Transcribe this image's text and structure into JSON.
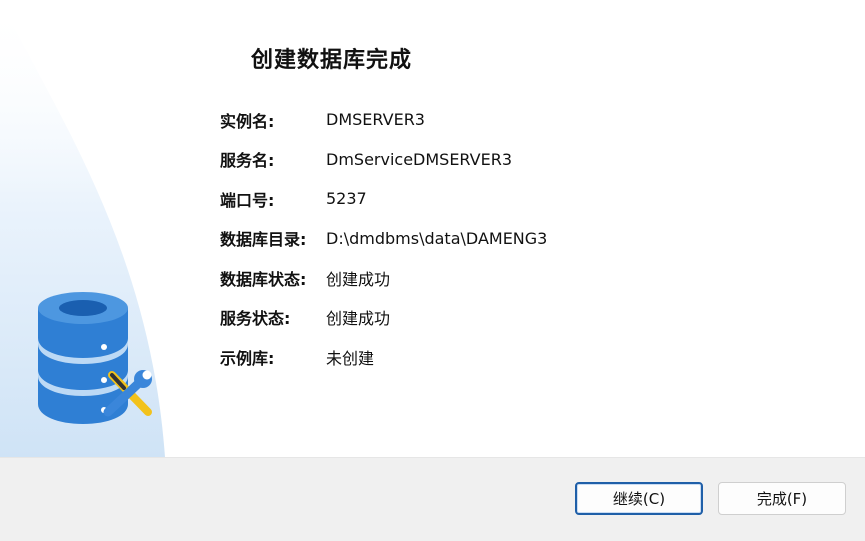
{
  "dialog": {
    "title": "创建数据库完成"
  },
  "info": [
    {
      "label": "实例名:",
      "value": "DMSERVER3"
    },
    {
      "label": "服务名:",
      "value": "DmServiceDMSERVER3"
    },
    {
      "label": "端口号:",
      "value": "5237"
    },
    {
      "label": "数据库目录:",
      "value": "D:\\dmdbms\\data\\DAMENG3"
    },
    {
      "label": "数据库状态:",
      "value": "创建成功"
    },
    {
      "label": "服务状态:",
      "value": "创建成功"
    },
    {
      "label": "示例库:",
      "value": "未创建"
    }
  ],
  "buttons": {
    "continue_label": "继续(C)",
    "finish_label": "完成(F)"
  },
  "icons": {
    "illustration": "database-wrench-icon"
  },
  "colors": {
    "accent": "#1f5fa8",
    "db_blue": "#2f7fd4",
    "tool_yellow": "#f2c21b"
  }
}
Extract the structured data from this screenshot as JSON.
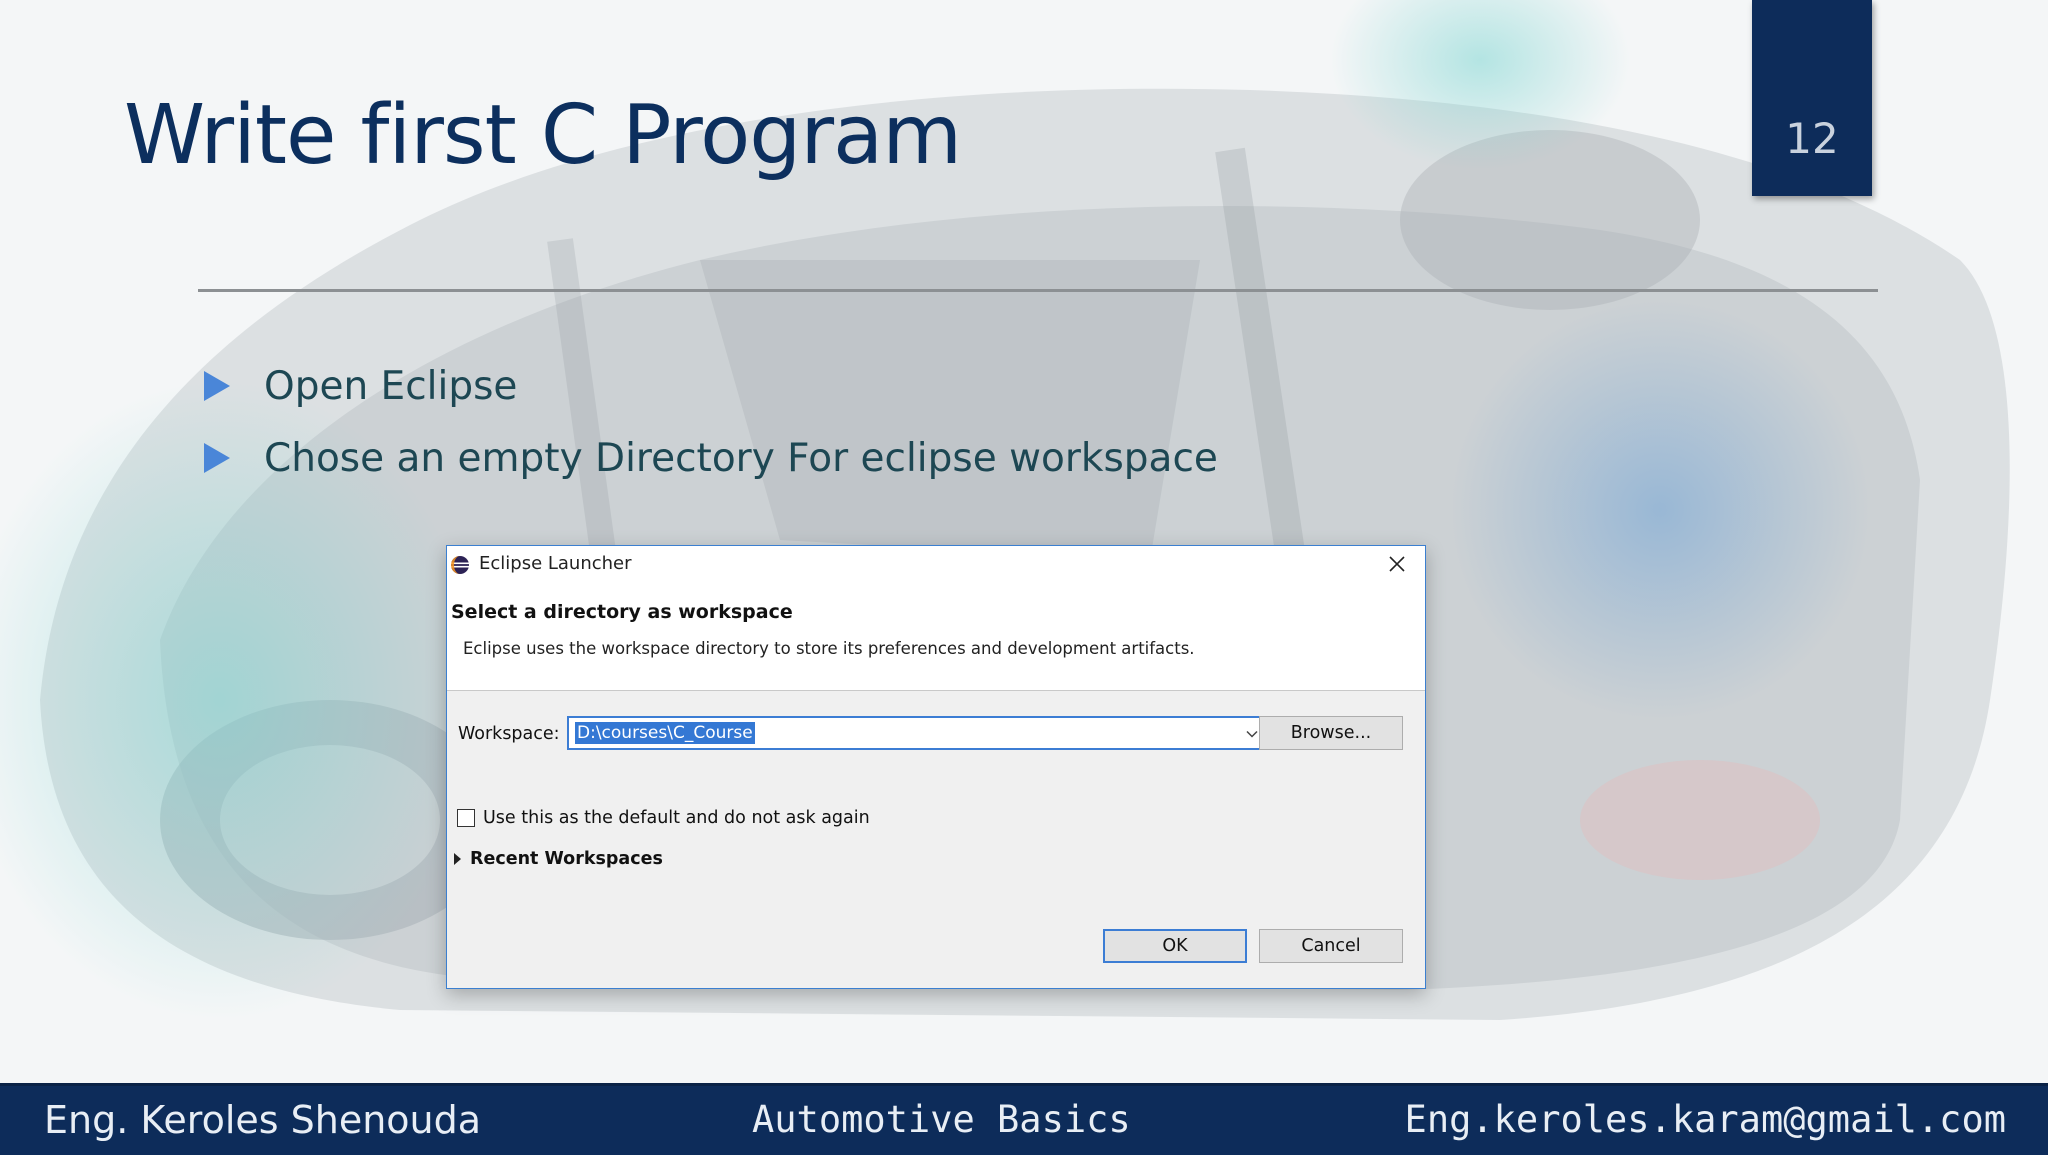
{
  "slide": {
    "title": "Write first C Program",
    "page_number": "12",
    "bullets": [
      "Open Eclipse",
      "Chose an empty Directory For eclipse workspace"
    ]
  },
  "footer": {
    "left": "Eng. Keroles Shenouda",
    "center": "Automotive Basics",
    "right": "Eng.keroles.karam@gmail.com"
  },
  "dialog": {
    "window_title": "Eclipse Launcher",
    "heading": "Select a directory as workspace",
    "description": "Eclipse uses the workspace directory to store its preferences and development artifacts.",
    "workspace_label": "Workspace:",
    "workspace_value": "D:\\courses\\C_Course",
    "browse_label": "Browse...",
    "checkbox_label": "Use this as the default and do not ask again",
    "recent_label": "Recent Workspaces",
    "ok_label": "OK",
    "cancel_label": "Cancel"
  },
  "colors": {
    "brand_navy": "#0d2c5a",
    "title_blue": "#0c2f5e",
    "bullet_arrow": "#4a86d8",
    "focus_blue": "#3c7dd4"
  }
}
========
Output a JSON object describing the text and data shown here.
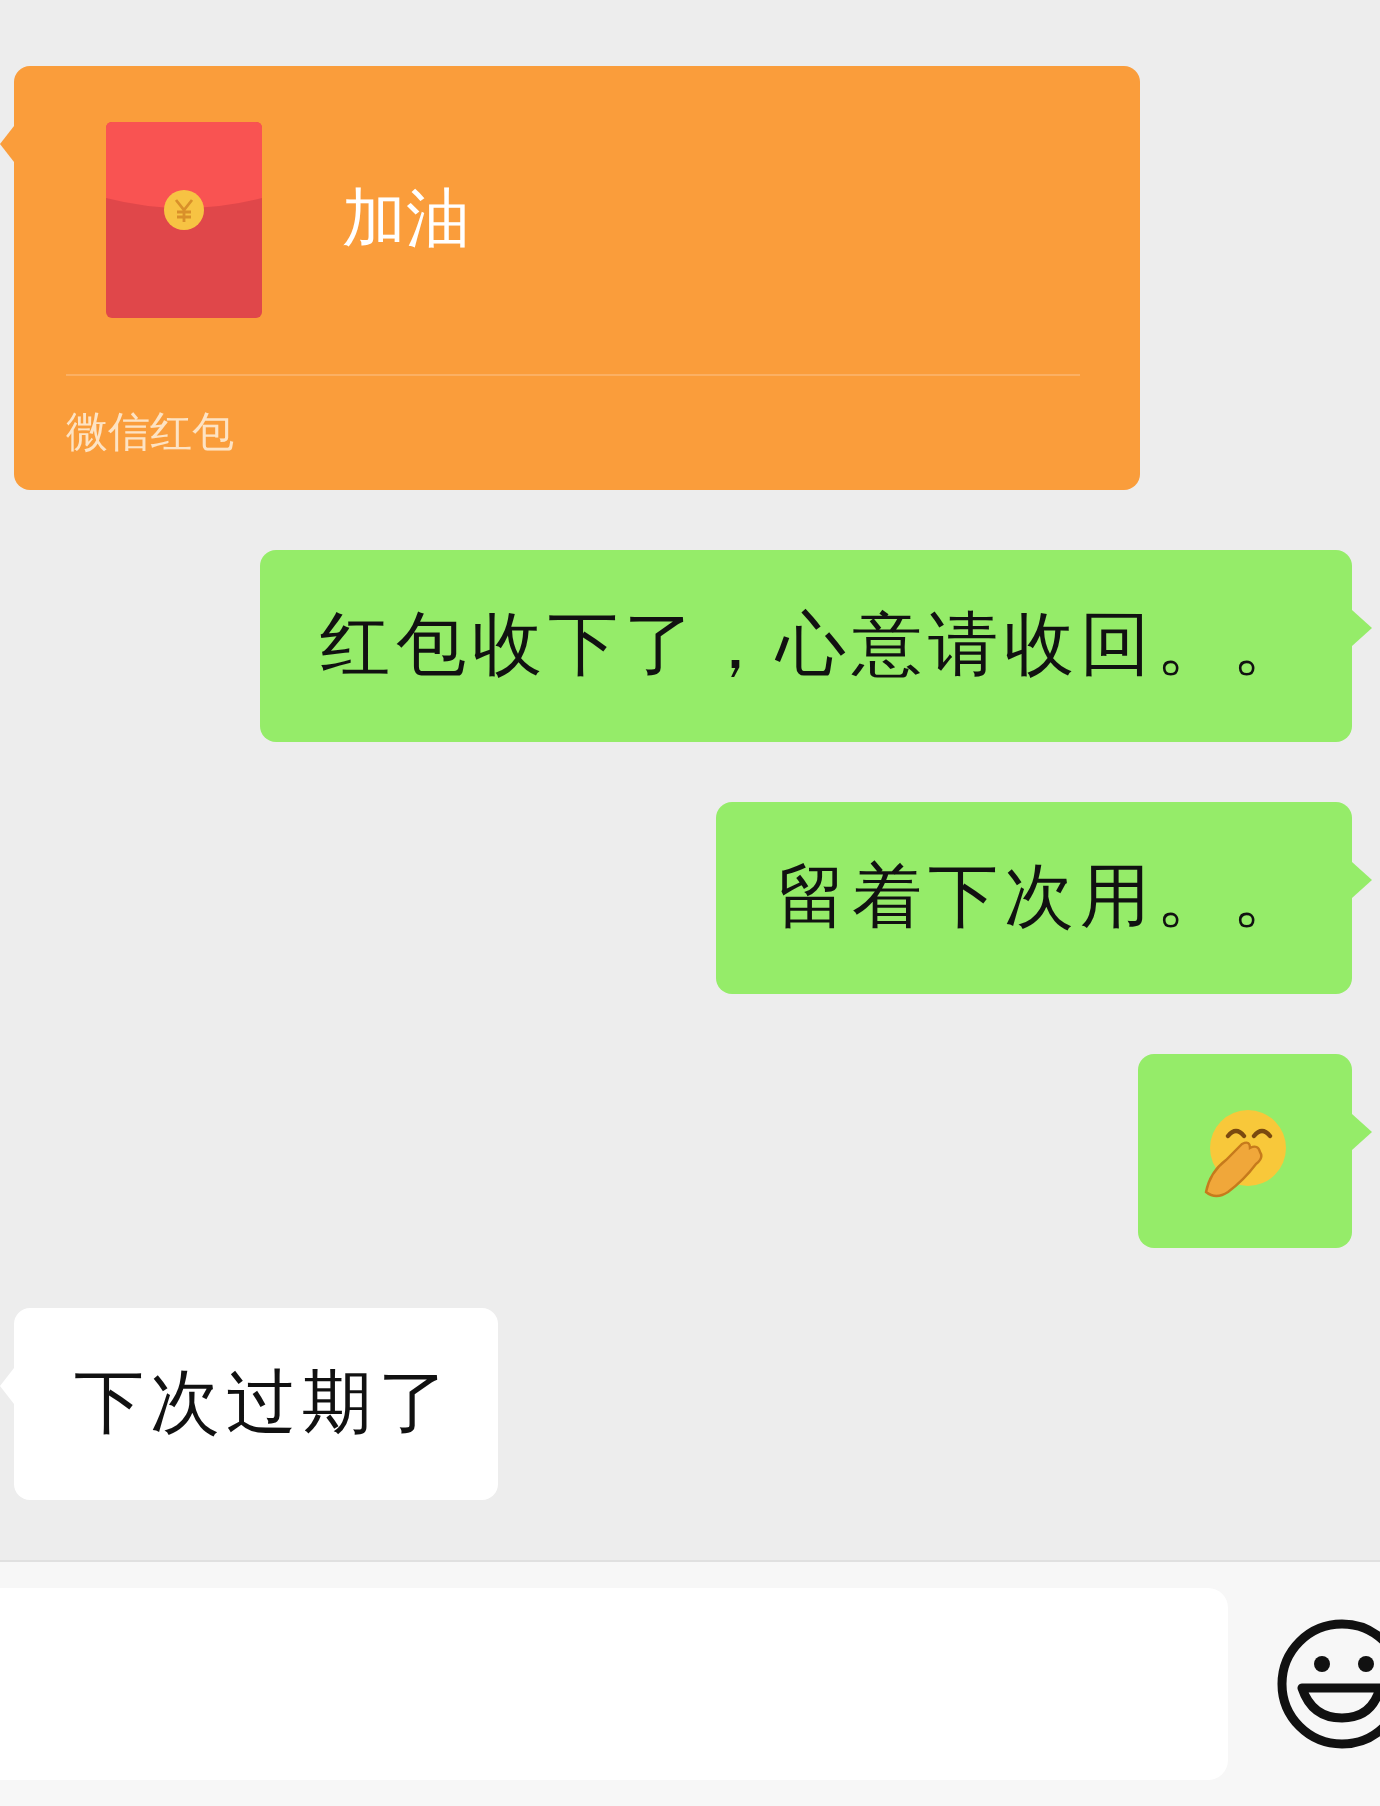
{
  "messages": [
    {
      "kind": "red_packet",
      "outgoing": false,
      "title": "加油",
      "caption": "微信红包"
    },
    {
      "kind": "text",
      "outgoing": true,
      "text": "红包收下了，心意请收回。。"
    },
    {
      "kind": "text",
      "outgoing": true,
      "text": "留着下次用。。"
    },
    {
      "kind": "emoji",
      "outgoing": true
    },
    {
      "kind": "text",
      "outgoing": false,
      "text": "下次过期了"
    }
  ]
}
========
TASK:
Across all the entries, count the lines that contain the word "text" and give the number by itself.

RESPONSE TO THIS TASK:
8